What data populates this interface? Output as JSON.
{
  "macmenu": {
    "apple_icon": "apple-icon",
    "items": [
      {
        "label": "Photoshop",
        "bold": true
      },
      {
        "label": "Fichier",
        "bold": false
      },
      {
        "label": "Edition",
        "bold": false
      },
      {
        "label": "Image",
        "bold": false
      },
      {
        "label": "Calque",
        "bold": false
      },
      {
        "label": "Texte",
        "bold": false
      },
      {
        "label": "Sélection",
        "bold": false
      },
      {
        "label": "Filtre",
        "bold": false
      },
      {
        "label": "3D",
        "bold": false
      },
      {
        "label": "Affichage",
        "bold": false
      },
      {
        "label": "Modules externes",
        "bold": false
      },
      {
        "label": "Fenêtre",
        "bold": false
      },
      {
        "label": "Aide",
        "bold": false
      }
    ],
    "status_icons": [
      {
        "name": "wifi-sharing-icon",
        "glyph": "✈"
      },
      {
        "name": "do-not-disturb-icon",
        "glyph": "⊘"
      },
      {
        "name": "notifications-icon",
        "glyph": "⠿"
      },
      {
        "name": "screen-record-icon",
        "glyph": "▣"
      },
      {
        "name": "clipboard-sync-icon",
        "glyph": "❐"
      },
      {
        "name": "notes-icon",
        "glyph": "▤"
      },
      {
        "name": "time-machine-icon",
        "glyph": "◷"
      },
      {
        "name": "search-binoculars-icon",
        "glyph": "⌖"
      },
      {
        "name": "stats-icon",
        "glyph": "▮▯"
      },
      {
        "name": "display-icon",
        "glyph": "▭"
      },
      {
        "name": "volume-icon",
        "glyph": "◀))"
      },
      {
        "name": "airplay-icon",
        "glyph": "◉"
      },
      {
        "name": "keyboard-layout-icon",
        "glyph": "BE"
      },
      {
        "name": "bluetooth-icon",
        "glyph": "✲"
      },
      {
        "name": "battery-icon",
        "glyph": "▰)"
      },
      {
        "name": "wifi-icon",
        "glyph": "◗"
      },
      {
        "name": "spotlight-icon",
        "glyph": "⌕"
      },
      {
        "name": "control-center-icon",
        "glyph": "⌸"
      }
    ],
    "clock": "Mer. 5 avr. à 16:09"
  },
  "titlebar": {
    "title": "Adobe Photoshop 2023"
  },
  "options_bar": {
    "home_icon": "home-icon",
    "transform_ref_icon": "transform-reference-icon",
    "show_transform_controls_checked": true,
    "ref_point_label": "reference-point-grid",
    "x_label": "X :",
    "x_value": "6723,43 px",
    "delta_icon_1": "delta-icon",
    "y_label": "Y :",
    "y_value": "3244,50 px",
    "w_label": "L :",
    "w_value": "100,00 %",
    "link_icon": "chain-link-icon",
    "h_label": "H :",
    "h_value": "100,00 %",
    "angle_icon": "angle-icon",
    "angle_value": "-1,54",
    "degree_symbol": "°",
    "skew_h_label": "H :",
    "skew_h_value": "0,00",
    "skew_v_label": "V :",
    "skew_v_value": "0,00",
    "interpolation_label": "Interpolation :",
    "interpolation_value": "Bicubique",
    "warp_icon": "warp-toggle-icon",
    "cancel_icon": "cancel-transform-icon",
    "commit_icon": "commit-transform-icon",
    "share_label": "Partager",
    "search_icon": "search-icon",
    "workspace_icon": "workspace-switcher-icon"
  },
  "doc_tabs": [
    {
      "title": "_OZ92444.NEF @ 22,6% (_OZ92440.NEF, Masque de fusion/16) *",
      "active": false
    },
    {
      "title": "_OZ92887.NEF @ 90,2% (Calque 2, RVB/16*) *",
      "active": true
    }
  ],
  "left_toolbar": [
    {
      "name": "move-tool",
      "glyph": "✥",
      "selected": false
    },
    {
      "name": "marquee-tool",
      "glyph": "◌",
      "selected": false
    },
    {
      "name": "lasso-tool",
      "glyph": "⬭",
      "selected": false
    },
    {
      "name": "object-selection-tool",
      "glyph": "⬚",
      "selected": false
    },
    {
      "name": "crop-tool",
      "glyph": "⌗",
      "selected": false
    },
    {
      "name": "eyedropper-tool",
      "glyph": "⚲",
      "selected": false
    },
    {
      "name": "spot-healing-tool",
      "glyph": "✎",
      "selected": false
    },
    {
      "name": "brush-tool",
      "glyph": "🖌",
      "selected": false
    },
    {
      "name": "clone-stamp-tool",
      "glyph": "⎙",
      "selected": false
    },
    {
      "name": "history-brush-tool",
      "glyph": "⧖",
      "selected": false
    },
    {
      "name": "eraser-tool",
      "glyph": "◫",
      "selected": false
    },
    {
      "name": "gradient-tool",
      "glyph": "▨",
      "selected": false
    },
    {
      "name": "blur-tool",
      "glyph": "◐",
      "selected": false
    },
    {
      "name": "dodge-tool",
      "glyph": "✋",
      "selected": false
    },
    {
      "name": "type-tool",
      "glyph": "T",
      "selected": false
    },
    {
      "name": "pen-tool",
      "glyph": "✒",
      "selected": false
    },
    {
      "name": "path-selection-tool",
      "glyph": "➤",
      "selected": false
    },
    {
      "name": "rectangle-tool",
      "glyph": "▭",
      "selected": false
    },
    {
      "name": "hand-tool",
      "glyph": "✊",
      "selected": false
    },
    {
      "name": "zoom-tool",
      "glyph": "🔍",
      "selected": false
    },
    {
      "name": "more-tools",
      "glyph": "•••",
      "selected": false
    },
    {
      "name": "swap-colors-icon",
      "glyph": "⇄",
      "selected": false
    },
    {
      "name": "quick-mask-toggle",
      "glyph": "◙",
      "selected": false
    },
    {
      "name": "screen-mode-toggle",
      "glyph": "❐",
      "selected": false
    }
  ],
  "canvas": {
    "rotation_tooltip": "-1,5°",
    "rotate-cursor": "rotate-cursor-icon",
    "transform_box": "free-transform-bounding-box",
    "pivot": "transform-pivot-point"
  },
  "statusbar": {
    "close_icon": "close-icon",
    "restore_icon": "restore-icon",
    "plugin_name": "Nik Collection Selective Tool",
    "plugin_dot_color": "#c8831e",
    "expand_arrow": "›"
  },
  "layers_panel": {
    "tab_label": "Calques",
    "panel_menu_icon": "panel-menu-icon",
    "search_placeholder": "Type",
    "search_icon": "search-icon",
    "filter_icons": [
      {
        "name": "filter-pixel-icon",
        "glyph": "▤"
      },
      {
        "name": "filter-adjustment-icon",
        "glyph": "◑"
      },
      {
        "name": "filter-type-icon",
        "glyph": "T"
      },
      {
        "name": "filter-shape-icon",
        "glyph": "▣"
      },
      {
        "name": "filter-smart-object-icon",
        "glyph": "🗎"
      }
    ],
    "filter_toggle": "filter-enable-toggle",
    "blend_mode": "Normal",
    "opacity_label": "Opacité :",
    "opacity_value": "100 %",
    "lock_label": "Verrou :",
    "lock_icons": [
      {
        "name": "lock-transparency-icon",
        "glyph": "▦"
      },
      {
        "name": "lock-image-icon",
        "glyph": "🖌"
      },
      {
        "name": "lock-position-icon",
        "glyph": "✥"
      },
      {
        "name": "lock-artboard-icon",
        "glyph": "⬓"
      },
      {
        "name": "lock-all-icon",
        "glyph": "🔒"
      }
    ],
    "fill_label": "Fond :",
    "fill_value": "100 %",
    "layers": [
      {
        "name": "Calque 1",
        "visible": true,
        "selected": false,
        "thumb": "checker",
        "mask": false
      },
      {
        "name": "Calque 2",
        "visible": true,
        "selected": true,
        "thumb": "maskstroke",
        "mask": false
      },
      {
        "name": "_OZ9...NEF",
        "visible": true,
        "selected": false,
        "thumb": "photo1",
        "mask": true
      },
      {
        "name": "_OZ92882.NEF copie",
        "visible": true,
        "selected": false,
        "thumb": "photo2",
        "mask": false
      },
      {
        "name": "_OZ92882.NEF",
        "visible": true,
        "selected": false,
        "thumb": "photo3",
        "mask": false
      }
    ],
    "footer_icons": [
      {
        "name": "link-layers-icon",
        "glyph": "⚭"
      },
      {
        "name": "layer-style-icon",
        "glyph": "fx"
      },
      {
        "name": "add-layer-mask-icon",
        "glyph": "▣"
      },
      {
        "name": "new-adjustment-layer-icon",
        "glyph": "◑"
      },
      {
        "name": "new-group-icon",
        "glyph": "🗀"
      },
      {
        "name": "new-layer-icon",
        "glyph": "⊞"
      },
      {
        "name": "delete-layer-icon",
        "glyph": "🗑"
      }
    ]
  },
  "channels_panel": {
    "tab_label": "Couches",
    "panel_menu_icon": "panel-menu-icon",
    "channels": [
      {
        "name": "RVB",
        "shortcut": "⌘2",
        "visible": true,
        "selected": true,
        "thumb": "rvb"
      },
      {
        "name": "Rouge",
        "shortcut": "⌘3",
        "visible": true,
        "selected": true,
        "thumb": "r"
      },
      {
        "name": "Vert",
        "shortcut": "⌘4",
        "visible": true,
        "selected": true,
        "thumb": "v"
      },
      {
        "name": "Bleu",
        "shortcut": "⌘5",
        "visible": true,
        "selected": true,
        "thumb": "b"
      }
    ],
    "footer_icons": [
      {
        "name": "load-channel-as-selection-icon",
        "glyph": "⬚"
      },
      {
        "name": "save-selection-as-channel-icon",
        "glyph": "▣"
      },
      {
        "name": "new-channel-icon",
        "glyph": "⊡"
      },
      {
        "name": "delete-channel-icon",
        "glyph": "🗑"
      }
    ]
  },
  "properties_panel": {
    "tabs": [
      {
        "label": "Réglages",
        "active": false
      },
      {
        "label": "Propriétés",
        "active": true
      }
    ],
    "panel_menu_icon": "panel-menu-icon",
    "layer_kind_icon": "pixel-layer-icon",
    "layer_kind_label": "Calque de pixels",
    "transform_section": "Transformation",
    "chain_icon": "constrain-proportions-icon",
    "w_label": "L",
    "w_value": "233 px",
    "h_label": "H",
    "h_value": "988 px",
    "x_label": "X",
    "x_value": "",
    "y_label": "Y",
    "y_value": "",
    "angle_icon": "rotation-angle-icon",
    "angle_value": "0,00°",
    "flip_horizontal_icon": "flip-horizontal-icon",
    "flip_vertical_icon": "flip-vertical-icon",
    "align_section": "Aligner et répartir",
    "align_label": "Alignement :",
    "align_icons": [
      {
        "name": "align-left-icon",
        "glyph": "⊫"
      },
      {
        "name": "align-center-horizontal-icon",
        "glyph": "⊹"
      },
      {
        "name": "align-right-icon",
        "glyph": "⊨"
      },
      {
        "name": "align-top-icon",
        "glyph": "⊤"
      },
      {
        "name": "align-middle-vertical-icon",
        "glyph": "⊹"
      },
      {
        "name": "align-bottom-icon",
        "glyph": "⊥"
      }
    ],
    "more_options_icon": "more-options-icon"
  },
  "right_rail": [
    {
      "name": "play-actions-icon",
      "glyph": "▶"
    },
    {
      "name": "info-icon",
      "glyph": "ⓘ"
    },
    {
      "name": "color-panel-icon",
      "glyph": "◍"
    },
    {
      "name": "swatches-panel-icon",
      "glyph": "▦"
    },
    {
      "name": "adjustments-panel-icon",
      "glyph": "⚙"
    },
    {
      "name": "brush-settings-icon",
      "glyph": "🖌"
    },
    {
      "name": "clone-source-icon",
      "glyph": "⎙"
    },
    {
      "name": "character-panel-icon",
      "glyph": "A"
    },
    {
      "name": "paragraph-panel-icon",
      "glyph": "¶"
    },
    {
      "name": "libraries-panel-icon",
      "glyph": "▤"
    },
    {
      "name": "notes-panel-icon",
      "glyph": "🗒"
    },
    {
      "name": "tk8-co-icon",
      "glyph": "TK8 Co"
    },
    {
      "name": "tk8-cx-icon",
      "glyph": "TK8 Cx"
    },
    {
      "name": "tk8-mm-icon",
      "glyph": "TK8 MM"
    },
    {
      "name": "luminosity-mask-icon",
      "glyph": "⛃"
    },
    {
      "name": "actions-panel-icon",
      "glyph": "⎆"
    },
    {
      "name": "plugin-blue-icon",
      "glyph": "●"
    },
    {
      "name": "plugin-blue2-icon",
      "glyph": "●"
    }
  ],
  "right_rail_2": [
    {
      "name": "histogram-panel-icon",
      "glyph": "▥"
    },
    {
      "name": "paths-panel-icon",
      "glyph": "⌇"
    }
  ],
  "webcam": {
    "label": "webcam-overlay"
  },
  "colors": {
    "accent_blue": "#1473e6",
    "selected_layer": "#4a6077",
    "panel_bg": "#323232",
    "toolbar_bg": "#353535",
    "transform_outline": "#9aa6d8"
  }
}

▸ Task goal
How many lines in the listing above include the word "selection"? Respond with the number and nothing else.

▸ Task result
4